Since associating most closely with those of like minds makes life a lot more pleasant, our views tend to be self-reinforced by the anecdotal evidence. All you need for evidence of that is to look at Hollywood- and New York-based entertainers and newsmongers. As you said, some people from most denominations hold your views. That is a facet of one of the two features that distinguish charismatism from Pentecostalism. A wider perspective, however, would show that your view remains an unofficial, if not minority, position.
In addition, in a broad set of cases, I'm confident that one could easily mistake others' belief in the filling of the Spirit for a belief in a baptism in the Spirit, along with the rarity of the person who knows the difference. This might make your position seem more widespread that it actually is.

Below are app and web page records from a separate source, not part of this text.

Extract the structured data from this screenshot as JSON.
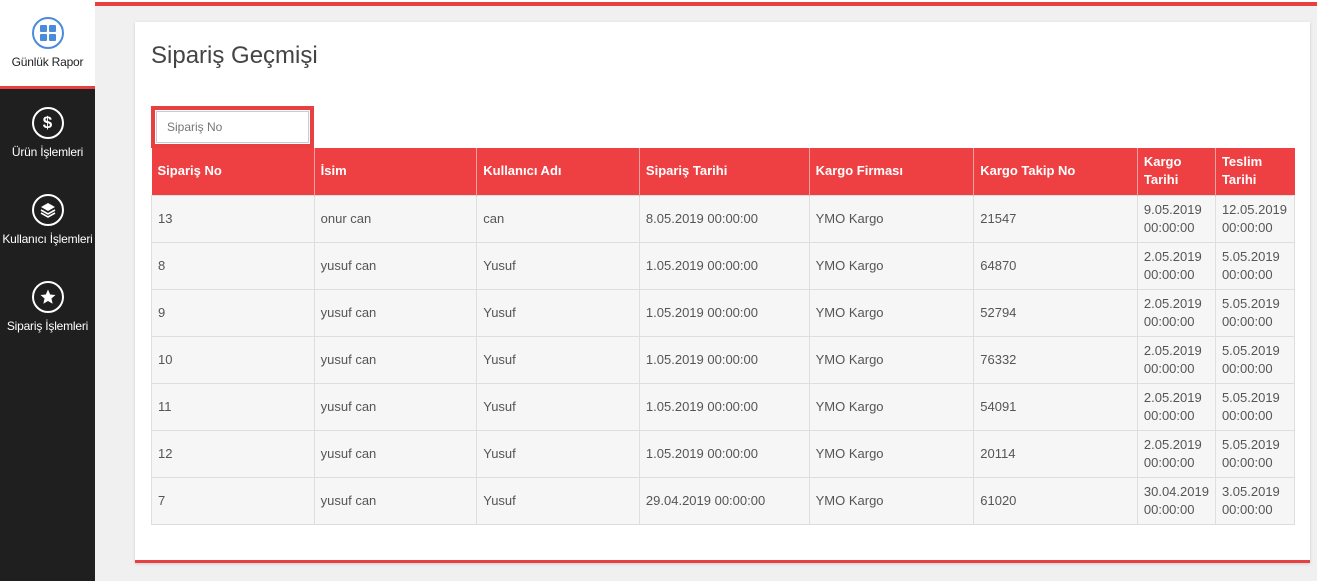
{
  "sidebar": {
    "items": [
      {
        "label": "Günlük Rapor",
        "icon": "dashboard-grid-icon"
      },
      {
        "label": "Ürün İşlemleri",
        "icon": "dollar-icon"
      },
      {
        "label": "Kullanıcı İşlemleri",
        "icon": "layers-icon"
      },
      {
        "label": "Sipariş İşlemleri",
        "icon": "star-icon"
      }
    ]
  },
  "page": {
    "title": "Sipariş Geçmişi"
  },
  "search": {
    "placeholder": "Sipariş No",
    "value": ""
  },
  "table": {
    "headers": [
      "Sipariş No",
      "İsim",
      "Kullanıcı Adı",
      "Sipariş Tarihi",
      "Kargo Firması",
      "Kargo Takip No",
      "Kargo Tarihi",
      "Teslim Tarihi"
    ],
    "rows": [
      [
        "13",
        "onur can",
        "can",
        "8.05.2019 00:00:00",
        "YMO Kargo",
        "21547",
        "9.05.2019 00:00:00",
        "12.05.2019 00:00:00"
      ],
      [
        "8",
        "yusuf can",
        "Yusuf",
        "1.05.2019 00:00:00",
        "YMO Kargo",
        "64870",
        "2.05.2019 00:00:00",
        "5.05.2019 00:00:00"
      ],
      [
        "9",
        "yusuf can",
        "Yusuf",
        "1.05.2019 00:00:00",
        "YMO Kargo",
        "52794",
        "2.05.2019 00:00:00",
        "5.05.2019 00:00:00"
      ],
      [
        "10",
        "yusuf can",
        "Yusuf",
        "1.05.2019 00:00:00",
        "YMO Kargo",
        "76332",
        "2.05.2019 00:00:00",
        "5.05.2019 00:00:00"
      ],
      [
        "11",
        "yusuf can",
        "Yusuf",
        "1.05.2019 00:00:00",
        "YMO Kargo",
        "54091",
        "2.05.2019 00:00:00",
        "5.05.2019 00:00:00"
      ],
      [
        "12",
        "yusuf can",
        "Yusuf",
        "1.05.2019 00:00:00",
        "YMO Kargo",
        "20114",
        "2.05.2019 00:00:00",
        "5.05.2019 00:00:00"
      ],
      [
        "7",
        "yusuf can",
        "Yusuf",
        "29.04.2019 00:00:00",
        "YMO Kargo",
        "61020",
        "30.04.2019 00:00:00",
        "3.05.2019 00:00:00"
      ]
    ]
  },
  "colors": {
    "accent": "#ee4043",
    "sidebar_bg": "#1f1f1f",
    "active_icon": "#4a8bdc"
  }
}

I'd like to use an illustration from American politics. Our "conservatives" tend to base their positions on principles and on weighing conflicting rights. Our "liberals," in contrast, focus entirely on the position of the side they favor and then discard the rights of those they oppose. Since the opposition have no rights that "liberals" recognize, they have no right to oppose the liberal position. Therefore, the opposing side must be "evil." Demonizing and shouting down "evil conservatives" become acceptable. Moreover, since "liberals" don't have to weigh conflicting principles, they merely need to convey the emotional appeal of their constituent. In their campaigns, then, the rhetoric deals not with principles, but with "narrative." The question of abortion changes from "how do we weigh the child's right to an unmolested gestation against the mother's right to control her body" to "what gives you the right to tell a woman what to do with her own body?" Thus, the mother's incantation changes a pre-natal baby into either a child or "a lump of tissue." Not facts, but desires, define reality.

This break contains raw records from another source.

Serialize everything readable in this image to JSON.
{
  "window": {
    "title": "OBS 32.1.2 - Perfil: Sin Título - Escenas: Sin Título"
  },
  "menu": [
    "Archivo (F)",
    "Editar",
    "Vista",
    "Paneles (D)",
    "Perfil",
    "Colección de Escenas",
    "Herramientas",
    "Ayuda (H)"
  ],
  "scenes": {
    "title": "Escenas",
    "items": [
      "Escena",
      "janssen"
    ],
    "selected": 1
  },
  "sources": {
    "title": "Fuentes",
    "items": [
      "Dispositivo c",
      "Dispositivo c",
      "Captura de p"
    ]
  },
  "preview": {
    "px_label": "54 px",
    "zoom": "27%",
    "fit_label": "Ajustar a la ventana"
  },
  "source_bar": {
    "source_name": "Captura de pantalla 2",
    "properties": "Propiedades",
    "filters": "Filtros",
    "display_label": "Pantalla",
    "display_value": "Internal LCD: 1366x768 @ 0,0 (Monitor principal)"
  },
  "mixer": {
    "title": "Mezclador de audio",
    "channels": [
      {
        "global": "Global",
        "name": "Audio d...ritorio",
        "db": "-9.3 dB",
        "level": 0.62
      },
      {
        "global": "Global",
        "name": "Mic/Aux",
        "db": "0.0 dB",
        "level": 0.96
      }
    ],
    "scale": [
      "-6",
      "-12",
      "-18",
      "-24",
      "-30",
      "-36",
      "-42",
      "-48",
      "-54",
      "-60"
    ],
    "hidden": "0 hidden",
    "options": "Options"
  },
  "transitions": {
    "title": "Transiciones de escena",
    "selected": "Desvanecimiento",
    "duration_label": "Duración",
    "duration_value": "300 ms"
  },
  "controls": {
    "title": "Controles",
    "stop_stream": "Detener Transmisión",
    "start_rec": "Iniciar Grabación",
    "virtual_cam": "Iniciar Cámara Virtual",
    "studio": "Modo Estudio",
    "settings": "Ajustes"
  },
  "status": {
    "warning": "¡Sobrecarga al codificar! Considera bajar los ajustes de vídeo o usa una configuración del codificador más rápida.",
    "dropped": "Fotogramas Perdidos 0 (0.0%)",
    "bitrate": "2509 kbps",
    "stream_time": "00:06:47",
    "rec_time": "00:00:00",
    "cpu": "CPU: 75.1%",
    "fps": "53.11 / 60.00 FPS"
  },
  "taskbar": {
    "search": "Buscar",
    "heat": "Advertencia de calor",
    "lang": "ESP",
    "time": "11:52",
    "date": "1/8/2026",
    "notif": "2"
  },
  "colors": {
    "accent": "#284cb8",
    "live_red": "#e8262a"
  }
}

Our fallen physical bodies and minds deceive and misguide us in all sorts of ways. We can easily interpret entirely natural phenomena as supernatural events. Such things can have an addictive hold on us so that we become defensive when somebody has a conflicting interpretation. We see evidence through filters of subconscious self-censorship. We fall into approaching the Word of God as a source of ammunition instead of as a source of uncomfortable and sometimes condemning truth. Moreover, the realization that we have unintentionally counterfeited such precious experiences can devastate our self esteem.

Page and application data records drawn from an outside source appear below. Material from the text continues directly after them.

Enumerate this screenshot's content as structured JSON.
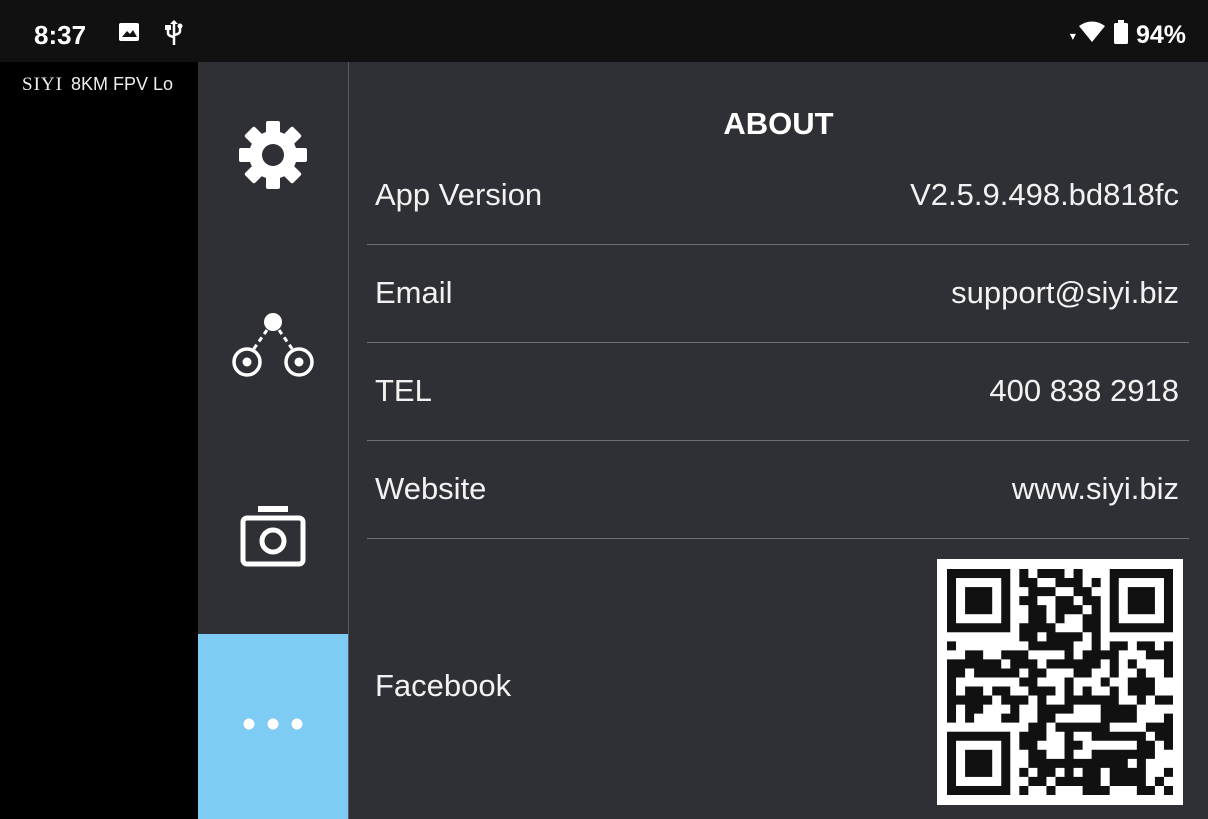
{
  "status_bar": {
    "time": "8:37",
    "battery": "94%"
  },
  "video": {
    "brand": "SIYI",
    "title": "8KM FPV Lo"
  },
  "nav": {
    "items": [
      {
        "icon": "gear-icon"
      },
      {
        "icon": "network-link-icon"
      },
      {
        "icon": "camera-icon"
      },
      {
        "icon": "more-icon",
        "active": true
      }
    ]
  },
  "about": {
    "title": "ABOUT",
    "rows": [
      {
        "label": "App Version",
        "value": "V2.5.9.498.bd818fc"
      },
      {
        "label": "Email",
        "value": "support@siyi.biz"
      },
      {
        "label": "TEL",
        "value": "400 838 2918"
      },
      {
        "label": "Website",
        "value": "www.siyi.biz"
      }
    ],
    "facebook_label": "Facebook"
  },
  "colors": {
    "accent": "#7ecbf4",
    "panel": "#2f3035"
  }
}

One preacher summed this up by saying that "a man with a thousand reasons is at the mercy of a man with an experience." That is, a man with an experience has far, far more difficulty maintaining an open mind than a man who approaches the subject with a simple desire to refine his understanding. I've experienced a similar conflict when discussing charismatic issues. After 33 years at the Lord's feet, I have yet to stop refining my positions. Unfortunately, any amount of explicit proof rarely results in even a hint of refinement of my brothers' positions. Therefore, with great reluctance, I have entered into this discussion. I hope that we can guard ourselves against own worst enemies: ourselves.
-- Poorhouse Dad